§ What the exercise asks
When a line in the records contains the string "профила", copy that line.

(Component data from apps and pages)
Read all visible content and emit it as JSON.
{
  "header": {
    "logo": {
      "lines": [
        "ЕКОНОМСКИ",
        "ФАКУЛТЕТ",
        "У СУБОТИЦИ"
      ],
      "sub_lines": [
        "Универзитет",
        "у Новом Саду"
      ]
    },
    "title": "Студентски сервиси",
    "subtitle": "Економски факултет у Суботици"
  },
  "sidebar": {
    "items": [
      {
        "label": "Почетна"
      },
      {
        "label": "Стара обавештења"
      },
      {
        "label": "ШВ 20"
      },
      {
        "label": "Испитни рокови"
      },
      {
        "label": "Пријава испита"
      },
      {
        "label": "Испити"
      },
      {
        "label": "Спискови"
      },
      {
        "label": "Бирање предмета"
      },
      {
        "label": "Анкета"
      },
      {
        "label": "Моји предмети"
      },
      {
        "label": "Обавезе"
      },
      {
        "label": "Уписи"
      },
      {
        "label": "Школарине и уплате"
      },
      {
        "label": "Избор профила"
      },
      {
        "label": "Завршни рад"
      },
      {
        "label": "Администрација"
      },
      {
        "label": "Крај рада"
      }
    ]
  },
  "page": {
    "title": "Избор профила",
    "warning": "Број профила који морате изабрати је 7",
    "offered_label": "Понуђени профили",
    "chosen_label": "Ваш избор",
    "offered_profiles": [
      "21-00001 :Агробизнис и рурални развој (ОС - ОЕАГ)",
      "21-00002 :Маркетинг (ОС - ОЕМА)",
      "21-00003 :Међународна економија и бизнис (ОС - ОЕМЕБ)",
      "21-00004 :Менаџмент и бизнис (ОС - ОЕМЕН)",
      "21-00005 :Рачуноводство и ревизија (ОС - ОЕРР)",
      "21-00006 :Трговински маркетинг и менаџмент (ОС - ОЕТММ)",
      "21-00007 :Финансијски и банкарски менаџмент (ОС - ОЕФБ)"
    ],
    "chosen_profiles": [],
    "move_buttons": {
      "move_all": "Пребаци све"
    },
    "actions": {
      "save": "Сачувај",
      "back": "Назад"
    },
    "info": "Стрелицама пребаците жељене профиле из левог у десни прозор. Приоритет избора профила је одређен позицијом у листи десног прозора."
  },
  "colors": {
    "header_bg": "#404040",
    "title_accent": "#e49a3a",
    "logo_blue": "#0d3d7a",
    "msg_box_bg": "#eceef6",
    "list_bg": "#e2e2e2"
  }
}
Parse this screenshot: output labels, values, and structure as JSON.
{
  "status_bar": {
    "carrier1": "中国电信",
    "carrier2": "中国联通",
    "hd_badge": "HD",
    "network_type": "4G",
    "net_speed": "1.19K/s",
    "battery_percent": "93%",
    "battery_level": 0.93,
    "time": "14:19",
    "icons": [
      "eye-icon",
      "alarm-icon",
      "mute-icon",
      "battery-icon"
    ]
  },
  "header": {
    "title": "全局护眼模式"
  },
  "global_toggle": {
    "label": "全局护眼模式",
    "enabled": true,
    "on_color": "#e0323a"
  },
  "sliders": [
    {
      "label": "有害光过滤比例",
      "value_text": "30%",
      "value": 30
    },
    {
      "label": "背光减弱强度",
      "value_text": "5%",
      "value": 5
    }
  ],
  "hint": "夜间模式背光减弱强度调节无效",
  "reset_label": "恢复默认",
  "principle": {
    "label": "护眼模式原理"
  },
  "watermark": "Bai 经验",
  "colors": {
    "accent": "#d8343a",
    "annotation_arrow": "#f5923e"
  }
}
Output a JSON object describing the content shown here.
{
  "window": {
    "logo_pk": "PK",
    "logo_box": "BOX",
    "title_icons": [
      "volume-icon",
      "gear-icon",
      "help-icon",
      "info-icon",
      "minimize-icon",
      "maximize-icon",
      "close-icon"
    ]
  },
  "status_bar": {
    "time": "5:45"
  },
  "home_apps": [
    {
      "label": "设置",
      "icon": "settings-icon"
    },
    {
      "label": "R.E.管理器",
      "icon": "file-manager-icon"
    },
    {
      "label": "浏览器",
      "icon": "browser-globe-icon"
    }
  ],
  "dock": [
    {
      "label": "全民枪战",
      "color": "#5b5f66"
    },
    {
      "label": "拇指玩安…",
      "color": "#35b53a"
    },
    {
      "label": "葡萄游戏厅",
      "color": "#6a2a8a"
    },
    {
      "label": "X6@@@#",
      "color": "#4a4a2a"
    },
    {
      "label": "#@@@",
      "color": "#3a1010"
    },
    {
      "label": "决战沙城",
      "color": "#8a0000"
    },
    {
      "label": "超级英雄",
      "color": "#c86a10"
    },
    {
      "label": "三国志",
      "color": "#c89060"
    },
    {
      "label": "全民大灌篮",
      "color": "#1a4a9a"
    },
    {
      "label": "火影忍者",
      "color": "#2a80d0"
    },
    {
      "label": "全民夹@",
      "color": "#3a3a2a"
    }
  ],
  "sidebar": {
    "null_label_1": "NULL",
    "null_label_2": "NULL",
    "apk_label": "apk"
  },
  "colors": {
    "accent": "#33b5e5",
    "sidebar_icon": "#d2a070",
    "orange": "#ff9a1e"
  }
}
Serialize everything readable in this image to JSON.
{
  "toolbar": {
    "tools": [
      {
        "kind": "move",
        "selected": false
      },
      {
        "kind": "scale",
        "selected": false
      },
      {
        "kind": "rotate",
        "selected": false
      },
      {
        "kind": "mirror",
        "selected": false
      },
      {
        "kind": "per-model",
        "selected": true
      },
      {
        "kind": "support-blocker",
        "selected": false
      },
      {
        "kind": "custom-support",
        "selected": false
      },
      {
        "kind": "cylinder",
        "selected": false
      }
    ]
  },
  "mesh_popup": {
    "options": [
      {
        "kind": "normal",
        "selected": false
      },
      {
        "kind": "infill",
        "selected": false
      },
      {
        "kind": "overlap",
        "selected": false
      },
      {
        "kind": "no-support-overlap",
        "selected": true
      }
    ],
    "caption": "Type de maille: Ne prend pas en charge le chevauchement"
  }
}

§ Exercise result
        "label": "Избор профила"
    "title": "Избор профила",
    "warning": "Број профила који морате изабрати је 7",
    "info": "Стрелицама пребаците жељене профиле из левог у десни прозор. Приоритет избора профила је одређен позицијом у листи десног прозора."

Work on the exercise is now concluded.